[[ EXCERPTED DATA open ]]

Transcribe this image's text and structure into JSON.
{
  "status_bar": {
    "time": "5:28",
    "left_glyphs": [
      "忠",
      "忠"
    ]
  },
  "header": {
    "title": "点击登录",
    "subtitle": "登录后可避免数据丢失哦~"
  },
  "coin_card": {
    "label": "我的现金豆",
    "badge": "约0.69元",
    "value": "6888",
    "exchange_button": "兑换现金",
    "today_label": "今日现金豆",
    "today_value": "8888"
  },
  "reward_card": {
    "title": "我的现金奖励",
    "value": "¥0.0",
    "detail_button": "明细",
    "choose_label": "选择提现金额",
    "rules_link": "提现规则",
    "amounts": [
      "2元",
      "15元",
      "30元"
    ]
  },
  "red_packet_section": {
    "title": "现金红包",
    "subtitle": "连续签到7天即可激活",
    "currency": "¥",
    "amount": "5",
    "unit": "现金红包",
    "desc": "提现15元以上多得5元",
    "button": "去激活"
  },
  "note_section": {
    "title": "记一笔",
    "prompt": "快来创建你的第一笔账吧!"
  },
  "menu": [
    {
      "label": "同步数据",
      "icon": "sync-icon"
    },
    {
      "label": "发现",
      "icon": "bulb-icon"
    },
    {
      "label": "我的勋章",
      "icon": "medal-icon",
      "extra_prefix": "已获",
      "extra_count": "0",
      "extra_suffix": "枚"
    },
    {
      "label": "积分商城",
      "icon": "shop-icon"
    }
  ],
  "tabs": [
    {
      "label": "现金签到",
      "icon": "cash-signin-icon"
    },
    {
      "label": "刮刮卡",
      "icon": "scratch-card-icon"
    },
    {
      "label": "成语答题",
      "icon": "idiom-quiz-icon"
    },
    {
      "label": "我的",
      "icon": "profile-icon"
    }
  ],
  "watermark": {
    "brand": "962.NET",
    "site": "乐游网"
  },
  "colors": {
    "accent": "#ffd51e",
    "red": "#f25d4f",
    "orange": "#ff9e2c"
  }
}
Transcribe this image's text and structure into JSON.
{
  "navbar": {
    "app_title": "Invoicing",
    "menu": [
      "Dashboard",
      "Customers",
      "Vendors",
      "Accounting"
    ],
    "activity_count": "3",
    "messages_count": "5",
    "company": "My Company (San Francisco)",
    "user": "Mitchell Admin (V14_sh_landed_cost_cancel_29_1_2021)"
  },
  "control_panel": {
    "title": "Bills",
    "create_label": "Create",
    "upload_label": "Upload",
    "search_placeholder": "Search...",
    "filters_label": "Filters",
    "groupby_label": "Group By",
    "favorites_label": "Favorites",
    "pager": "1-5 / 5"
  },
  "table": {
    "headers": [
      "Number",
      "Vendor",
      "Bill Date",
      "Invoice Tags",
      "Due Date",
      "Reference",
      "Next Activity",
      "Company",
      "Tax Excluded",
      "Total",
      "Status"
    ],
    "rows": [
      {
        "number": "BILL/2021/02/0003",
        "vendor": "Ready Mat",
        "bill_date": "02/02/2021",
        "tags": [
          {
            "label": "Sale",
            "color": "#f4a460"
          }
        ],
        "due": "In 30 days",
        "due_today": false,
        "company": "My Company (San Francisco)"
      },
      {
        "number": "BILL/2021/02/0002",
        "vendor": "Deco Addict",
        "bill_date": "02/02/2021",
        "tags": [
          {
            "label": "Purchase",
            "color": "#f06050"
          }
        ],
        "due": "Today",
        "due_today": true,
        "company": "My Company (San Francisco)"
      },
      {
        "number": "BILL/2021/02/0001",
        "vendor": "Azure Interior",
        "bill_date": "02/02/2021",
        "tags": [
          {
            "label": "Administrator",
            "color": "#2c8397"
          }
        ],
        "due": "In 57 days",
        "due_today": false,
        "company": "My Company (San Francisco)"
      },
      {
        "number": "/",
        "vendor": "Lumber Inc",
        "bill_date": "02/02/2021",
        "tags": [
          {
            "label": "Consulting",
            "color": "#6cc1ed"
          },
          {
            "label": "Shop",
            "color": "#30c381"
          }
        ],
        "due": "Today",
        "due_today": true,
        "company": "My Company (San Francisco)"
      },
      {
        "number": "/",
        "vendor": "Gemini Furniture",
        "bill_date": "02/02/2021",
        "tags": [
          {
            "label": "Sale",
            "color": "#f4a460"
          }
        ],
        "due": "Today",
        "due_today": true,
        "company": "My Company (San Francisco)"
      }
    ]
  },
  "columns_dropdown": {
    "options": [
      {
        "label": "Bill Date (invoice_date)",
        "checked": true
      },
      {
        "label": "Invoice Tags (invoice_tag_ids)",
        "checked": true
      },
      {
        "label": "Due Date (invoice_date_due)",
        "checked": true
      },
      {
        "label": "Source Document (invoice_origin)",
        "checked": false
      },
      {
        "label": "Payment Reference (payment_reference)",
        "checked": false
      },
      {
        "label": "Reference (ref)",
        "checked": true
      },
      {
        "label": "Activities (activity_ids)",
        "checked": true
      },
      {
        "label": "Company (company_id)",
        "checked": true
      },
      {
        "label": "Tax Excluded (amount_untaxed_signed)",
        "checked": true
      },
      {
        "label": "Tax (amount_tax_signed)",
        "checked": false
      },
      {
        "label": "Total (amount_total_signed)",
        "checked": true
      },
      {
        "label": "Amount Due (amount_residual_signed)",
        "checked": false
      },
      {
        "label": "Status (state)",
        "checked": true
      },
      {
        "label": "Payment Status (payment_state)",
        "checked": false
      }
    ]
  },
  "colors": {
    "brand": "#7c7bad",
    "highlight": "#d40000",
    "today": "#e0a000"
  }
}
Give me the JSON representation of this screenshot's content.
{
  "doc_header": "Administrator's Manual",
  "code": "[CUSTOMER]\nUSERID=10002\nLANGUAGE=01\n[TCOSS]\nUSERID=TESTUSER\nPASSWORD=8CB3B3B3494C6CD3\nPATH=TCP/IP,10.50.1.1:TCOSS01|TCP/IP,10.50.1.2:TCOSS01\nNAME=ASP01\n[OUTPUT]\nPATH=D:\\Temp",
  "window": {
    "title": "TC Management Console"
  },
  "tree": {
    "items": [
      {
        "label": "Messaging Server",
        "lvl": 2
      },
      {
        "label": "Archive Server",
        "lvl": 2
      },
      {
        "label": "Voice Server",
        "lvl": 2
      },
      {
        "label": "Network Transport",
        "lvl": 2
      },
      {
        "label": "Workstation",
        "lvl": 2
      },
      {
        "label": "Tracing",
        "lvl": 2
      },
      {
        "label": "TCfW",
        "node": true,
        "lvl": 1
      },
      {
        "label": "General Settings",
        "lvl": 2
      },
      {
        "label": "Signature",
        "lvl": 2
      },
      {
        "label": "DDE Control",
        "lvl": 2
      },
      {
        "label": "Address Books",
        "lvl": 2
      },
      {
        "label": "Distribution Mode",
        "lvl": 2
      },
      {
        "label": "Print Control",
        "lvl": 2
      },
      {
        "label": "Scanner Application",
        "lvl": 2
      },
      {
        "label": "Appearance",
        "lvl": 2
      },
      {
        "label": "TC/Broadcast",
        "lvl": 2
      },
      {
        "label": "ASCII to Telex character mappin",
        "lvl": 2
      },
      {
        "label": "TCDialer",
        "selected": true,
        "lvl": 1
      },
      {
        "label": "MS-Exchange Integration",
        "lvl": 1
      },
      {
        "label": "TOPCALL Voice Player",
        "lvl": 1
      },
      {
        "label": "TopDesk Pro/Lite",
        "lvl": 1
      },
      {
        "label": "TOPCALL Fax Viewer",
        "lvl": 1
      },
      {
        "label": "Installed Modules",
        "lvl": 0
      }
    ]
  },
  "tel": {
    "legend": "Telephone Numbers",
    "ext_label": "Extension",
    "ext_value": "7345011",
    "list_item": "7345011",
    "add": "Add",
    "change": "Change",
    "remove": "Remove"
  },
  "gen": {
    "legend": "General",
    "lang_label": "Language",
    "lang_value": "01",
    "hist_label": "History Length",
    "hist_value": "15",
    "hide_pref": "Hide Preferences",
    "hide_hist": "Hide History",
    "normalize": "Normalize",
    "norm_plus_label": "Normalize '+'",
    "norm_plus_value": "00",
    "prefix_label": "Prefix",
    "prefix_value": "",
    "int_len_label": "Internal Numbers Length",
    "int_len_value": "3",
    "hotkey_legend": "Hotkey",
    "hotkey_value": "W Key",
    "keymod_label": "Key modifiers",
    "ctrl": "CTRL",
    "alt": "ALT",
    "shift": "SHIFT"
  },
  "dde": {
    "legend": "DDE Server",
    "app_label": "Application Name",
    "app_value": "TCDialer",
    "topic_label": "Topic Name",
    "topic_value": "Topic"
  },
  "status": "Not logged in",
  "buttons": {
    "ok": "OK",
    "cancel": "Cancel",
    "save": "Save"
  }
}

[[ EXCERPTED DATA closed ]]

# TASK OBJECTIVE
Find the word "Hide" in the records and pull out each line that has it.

# WRITTEN SOLUTION
    "hide_pref": "Hide Preferences",
    "hide_hist": "Hide History",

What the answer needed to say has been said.